What needs to be done:
When the word "chevron" shows up in a line of the data below, copy that whole line.

Provided entries:

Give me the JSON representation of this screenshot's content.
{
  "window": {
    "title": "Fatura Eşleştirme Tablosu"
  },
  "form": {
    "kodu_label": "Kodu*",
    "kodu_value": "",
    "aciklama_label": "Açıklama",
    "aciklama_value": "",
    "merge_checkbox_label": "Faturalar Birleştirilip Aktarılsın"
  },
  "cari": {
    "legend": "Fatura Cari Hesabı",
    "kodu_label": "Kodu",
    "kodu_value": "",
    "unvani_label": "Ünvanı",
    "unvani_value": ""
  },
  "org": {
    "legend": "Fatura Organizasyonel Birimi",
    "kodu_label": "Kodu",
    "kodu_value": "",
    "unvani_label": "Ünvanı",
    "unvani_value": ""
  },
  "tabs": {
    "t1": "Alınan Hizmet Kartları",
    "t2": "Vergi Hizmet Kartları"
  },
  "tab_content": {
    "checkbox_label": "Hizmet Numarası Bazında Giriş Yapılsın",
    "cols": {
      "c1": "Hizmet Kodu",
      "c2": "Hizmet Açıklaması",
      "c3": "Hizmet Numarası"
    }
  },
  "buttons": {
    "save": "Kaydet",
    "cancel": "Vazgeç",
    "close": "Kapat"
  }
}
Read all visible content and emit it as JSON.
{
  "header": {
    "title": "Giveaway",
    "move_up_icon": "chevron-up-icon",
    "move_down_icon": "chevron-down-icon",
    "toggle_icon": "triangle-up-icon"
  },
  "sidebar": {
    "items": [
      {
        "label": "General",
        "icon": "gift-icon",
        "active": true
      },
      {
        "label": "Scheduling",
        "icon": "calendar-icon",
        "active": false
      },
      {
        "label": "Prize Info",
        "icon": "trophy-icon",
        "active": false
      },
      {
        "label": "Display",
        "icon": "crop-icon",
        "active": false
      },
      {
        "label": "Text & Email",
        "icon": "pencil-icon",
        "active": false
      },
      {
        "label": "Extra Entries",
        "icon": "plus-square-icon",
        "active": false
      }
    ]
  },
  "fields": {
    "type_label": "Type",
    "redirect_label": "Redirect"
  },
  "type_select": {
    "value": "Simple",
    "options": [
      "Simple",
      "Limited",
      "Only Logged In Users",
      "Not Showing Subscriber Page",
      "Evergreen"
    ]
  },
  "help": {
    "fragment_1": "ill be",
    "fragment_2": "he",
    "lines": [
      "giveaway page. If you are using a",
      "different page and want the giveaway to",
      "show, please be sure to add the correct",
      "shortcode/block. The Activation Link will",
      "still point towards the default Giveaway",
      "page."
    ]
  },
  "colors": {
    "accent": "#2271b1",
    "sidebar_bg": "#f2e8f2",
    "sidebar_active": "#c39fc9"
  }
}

Written answer:
    "move_up_icon": "chevron-up-icon",
    "move_down_icon": "chevron-down-icon",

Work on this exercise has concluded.